For each line below that holds the word "likes", make a copy.

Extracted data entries
_____
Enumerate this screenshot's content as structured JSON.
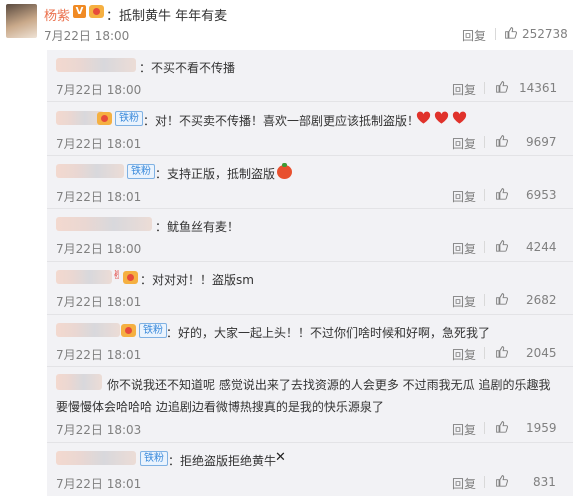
{
  "top": {
    "author": "杨紫",
    "verified_badge": "V",
    "text": "：抵制黄牛 年年有麦",
    "date": "7月22日 18:00",
    "reply_label": "回复",
    "likes": "252738"
  },
  "fan_badge": "铁粉",
  "replies": [
    {
      "text": "：不买不看不传播",
      "date": "7月22日 18:00",
      "reply_label": "回复",
      "likes": "14361",
      "fan": false
    },
    {
      "text": "：对！不买卖不传播！喜欢一部剧更应该抵制盗版！",
      "date": "7月22日 18:01",
      "reply_label": "回复",
      "likes": "9697",
      "fan": true,
      "emoji": "red-heart-icon x3"
    },
    {
      "text": "：支持正版，抵制盗版",
      "date": "7月22日 18:01",
      "reply_label": "回复",
      "likes": "6953",
      "fan": true,
      "emoji": "tomato-icon"
    },
    {
      "text": "：鱿鱼丝有麦！",
      "date": "7月22日 18:00",
      "reply_label": "回复",
      "likes": "4244",
      "fan": false
    },
    {
      "text": "：对对对！！盗版sm",
      "date": "7月22日 18:01",
      "reply_label": "回复",
      "likes": "2682",
      "fan": false
    },
    {
      "text": "：好的，大家一起上头！！不过你们啥时候和好啊，急死我了",
      "date": "7月22日 18:01",
      "reply_label": "回复",
      "likes": "2045",
      "fan": true
    },
    {
      "text_line1": "你不说我还不知道呢 感觉说出来了去找资源的人会更多 不过雨我无瓜 追剧的乐趣我",
      "text_line2": "要慢慢体会哈哈哈 边追剧边看微博热搜真的是我的快乐源泉了",
      "date": "7月22日 18:03",
      "reply_label": "回复",
      "likes": "1959",
      "fan": false
    },
    {
      "text": "：拒绝盗版拒绝黄牛",
      "date": "7月22日 18:01",
      "reply_label": "回复",
      "likes": "831",
      "fan": true,
      "emoji": "cross-mark-icon"
    }
  ],
  "colors": {
    "name": "#eb7350",
    "fan_badge": "#3a8adb",
    "panel": "#f2f2f5",
    "heart": "#e0322b"
  }
}
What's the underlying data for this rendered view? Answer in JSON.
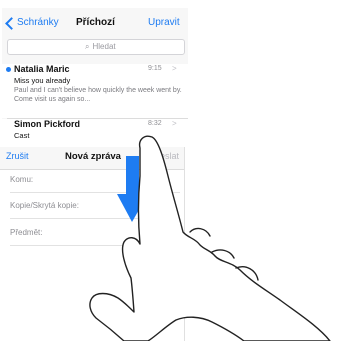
{
  "inbox": {
    "back_label": "Schránky",
    "title": "Příchozí",
    "edit_label": "Upravit",
    "search_placeholder": "Hledat",
    "messages": [
      {
        "sender": "Natalia Maric",
        "time": "9:15",
        "subject": "Miss you already",
        "preview": "Paul and I can't believe how quickly the week went by. Come visit us again so...",
        "unread": true
      },
      {
        "sender": "Simon Pickford",
        "time": "8:32",
        "subject": "Cast",
        "preview": "",
        "unread": false
      }
    ]
  },
  "compose": {
    "cancel_label": "Zrušit",
    "title": "Nová zpráva",
    "send_label": "Odeslat",
    "fields": [
      "Komu:",
      "Kopie/Skrytá kopie:",
      "Předmět:"
    ]
  },
  "colors": {
    "accent": "#1e7cf2",
    "gesture_arrow": "#1e7cf2"
  },
  "icons": [
    "back-chevron-icon",
    "search-icon",
    "unread-dot-icon",
    "row-chevron-icon",
    "swipe-down-arrow-icon",
    "hand-icon"
  ]
}
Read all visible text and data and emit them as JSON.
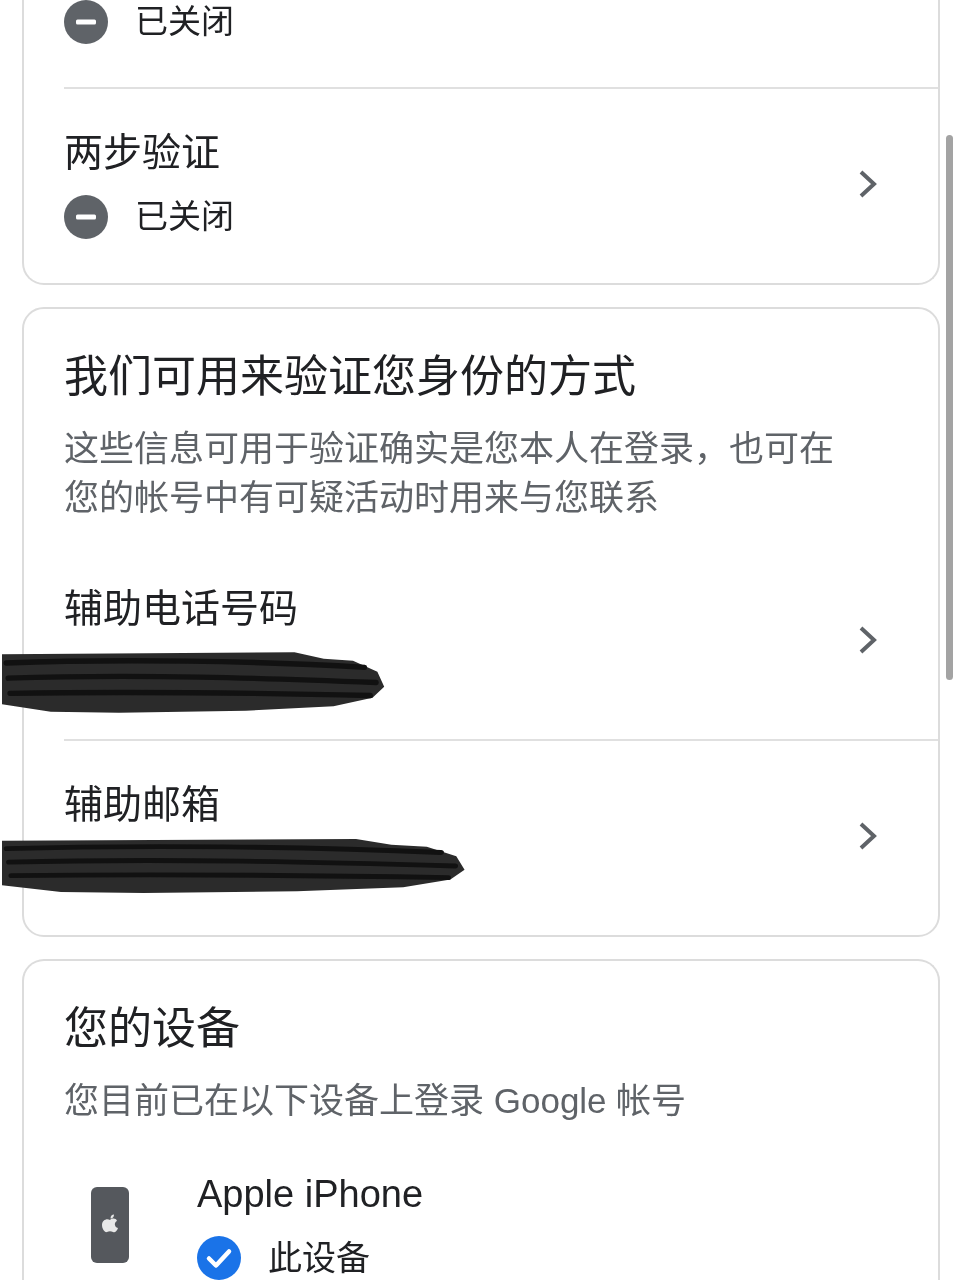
{
  "sections": [
    {
      "kind": "settings",
      "rows": [
        {
          "status": {
            "text": "已关闭",
            "on": false
          }
        },
        {
          "title": "两步验证",
          "status": {
            "text": "已关闭",
            "on": false
          }
        }
      ]
    },
    {
      "kind": "settings",
      "title": "我们可用来验证您身份的方式",
      "description": "这些信息可用于验证确实是您本人在登录，也可在您的帐号中有可疑活动时用来与您联系",
      "rows": [
        {
          "title": "辅助电话号码",
          "redacted": true
        },
        {
          "title": "辅助邮箱",
          "redacted": true
        }
      ]
    },
    {
      "kind": "devices",
      "title": "您的设备",
      "description": "您目前已在以下设备上登录 Google 帐号",
      "devices": [
        {
          "name": "Apple iPhone",
          "this_device": true,
          "label": "此设备"
        }
      ]
    }
  ]
}
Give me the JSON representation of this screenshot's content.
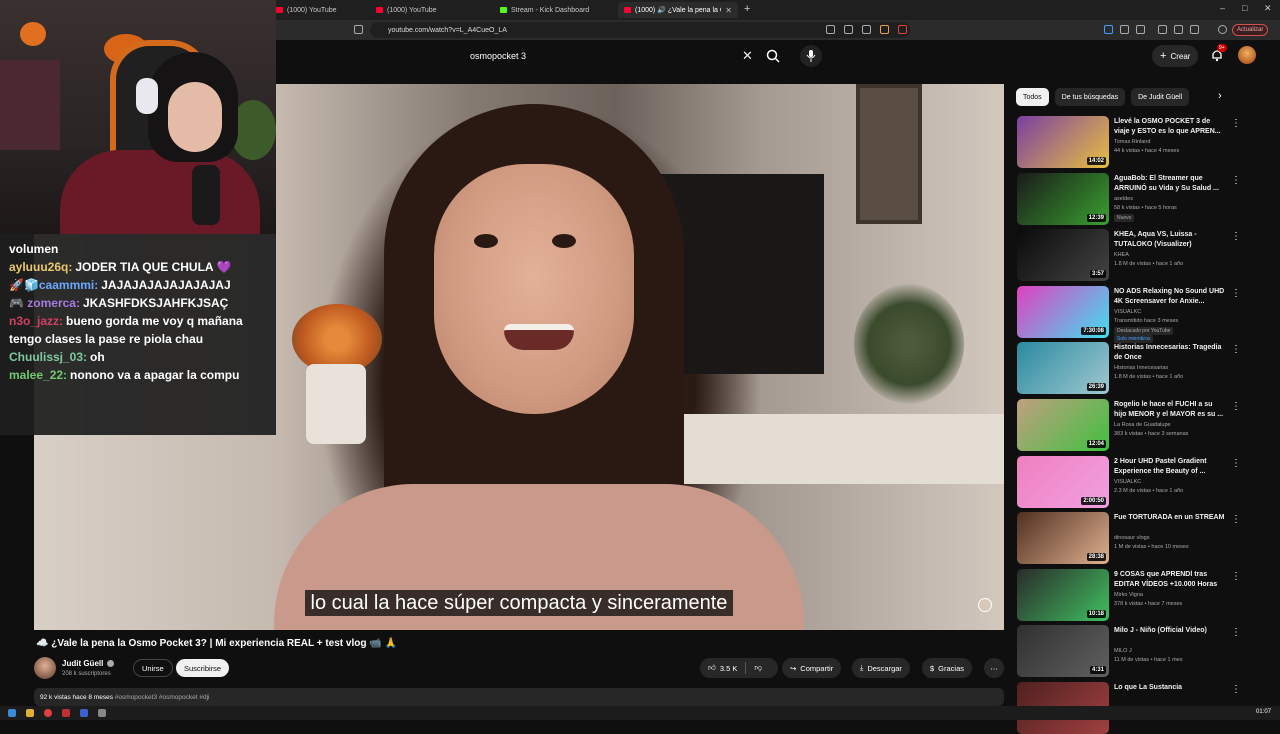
{
  "browser": {
    "tabs": [
      {
        "label": "(1000) YouTube",
        "fav_color": "#ff0033"
      },
      {
        "label": "(1000) YouTube",
        "fav_color": "#ff0033"
      },
      {
        "label": "Stream - Kick Dashboard",
        "fav_color": "#53fc18"
      },
      {
        "label": "(1000) 🔊 ¿Vale la pena la O",
        "fav_color": "#ff0033"
      }
    ],
    "url": "youtube.com/watch?v=L_A4CueO_LA",
    "update_label": "Actualizar"
  },
  "youtube": {
    "search_query": "osmopocket 3",
    "create_label": "Crear",
    "notifications_count": "9+",
    "subtitle": "lo cual la hace súper compacta y sinceramente",
    "video_title": "☁️ ¿Vale la pena la Osmo Pocket 3? | Mi experiencia REAL + test vlog 📹 🙏",
    "channel": {
      "name": "Judit Güell",
      "subscribers": "208 k suscriptores"
    },
    "join_label": "Unirse",
    "subscribe_label": "Suscribirse",
    "likes": "3.5 K",
    "share_label": "Compartir",
    "download_label": "Descargar",
    "thanks_label": "Gracias",
    "description": {
      "views_date": "92 k vistas  hace 8 meses",
      "tags": "#osmopocket3 #osmopocket #dji"
    },
    "chips": [
      "Todos",
      "De tus búsquedas",
      "De Judit Güell"
    ],
    "recommendations": [
      {
        "title": "Llevé la OSMO POCKET 3 de viaje y ESTO es lo que APREN...",
        "channel": "Tomas Rinland",
        "meta": "44 k vistas • hace 4 meses",
        "duration": "14:02",
        "thumb": [
          "#7a3fa0",
          "#e8c040"
        ],
        "badge": ""
      },
      {
        "title": "AguaBob: El Streamer que ARRUINÓ su Vida y Su Salud ...",
        "channel": "axeldes",
        "meta": "58 k vistas • hace 5 horas",
        "duration": "12:39",
        "thumb": [
          "#1a1a1a",
          "#3aa030"
        ],
        "badge": "Nuevo"
      },
      {
        "title": "KHEA, Aqua VS, Luissa - TUTALOKO (Visualizer)",
        "channel": "KHEA",
        "meta": "1.8 M de vistas • hace 1 año",
        "duration": "3:57",
        "thumb": [
          "#0a0a0a",
          "#444444"
        ],
        "badge": ""
      },
      {
        "title": "NO ADS Relaxing No Sound UHD 4K Screensaver for Anxie...",
        "channel": "VISUALKC",
        "meta": "Transmitido hace 3 meses",
        "duration": "7:30:08",
        "thumb": [
          "#e040c0",
          "#40e0f0"
        ],
        "badge": "Destacado por YouTube",
        "badge2": "Solo miembros"
      },
      {
        "title": "Historias Innecesarias: Tragedia de Once",
        "channel": "Historias Innecesarias",
        "meta": "1.8 M de vistas • hace 1 año",
        "duration": "26:39",
        "thumb": [
          "#2a8aa0",
          "#a0c8d0"
        ],
        "badge": ""
      },
      {
        "title": "Rogelio le hace el FUCHI a su hijo MENOR y el MAYOR es su ...",
        "channel": "La Rosa de Guadalupe",
        "meta": "383 k vistas • hace 3 semanas",
        "duration": "12:04",
        "thumb": [
          "#c0a080",
          "#40c040"
        ],
        "badge": ""
      },
      {
        "title": "2 Hour UHD Pastel Gradient Experience the Beauty of ...",
        "channel": "VISUALKC",
        "meta": "2.3 M de vistas • hace 1 año",
        "duration": "2:00:50",
        "thumb": [
          "#f080c0",
          "#f0a0e0"
        ],
        "badge": ""
      },
      {
        "title": "Fue TORTURADA en un STREAM",
        "channel": "dinosaur vlogs",
        "meta": "1 M de vistas • hace 10 meses",
        "duration": "28:38",
        "thumb": [
          "#503020",
          "#e0b090"
        ],
        "badge": ""
      },
      {
        "title": "9 COSAS que APRENDÍ tras EDITAR VÍDEOS +10.000 Horas",
        "channel": "Mirko Vigna",
        "meta": "378 k vistas • hace 7 meses",
        "duration": "10:18",
        "thumb": [
          "#2a2a2a",
          "#40c060"
        ],
        "badge": ""
      },
      {
        "title": "Milo J - Niño (Official Video)",
        "channel": "MILO J",
        "meta": "11 M de vistas • hace 1 mes",
        "duration": "4:31",
        "thumb": [
          "#303030",
          "#606060"
        ],
        "badge": ""
      },
      {
        "title": "Lo que La Sustancia",
        "channel": "",
        "meta": "",
        "duration": "",
        "thumb": [
          "#502020",
          "#a04040"
        ],
        "badge": ""
      }
    ]
  },
  "chat": {
    "messages": [
      {
        "user": "",
        "text": "volumen",
        "color": "#ffffff"
      },
      {
        "user": "ayluuu26q:",
        "text": "JODER TIA QUE CHULA 💜",
        "color": "#e8c870"
      },
      {
        "user": "🚀🧊caammmi:",
        "text": "JAJAJAJAJAJAJAJAJ",
        "color": "#6aa8ff"
      },
      {
        "user": "🎮 zomerca:",
        "text": "JKASHFDKSJAHFKJSAÇ",
        "color": "#a87adf"
      },
      {
        "user": "n3o_jazz:",
        "text": "bueno gorda me voy q mañana tengo clases la pase re piola chau",
        "color": "#d04060"
      },
      {
        "user": "Chuulissj_03:",
        "text": "oh",
        "color": "#80c8a0"
      },
      {
        "user": "malee_22:",
        "text": "nonono va a apagar la compu",
        "color": "#70c870"
      }
    ]
  },
  "taskbar": {
    "time": "01:07"
  }
}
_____
Your response
    "likes": "252738"
      "likes": "14361",
      "likes": "9697",
      "likes": "6953",
      "likes": "4244",
      "likes": "2682",
      "likes": "2045",
      "likes": "1959",
      "likes": "831",
    "likes": "3.5 K",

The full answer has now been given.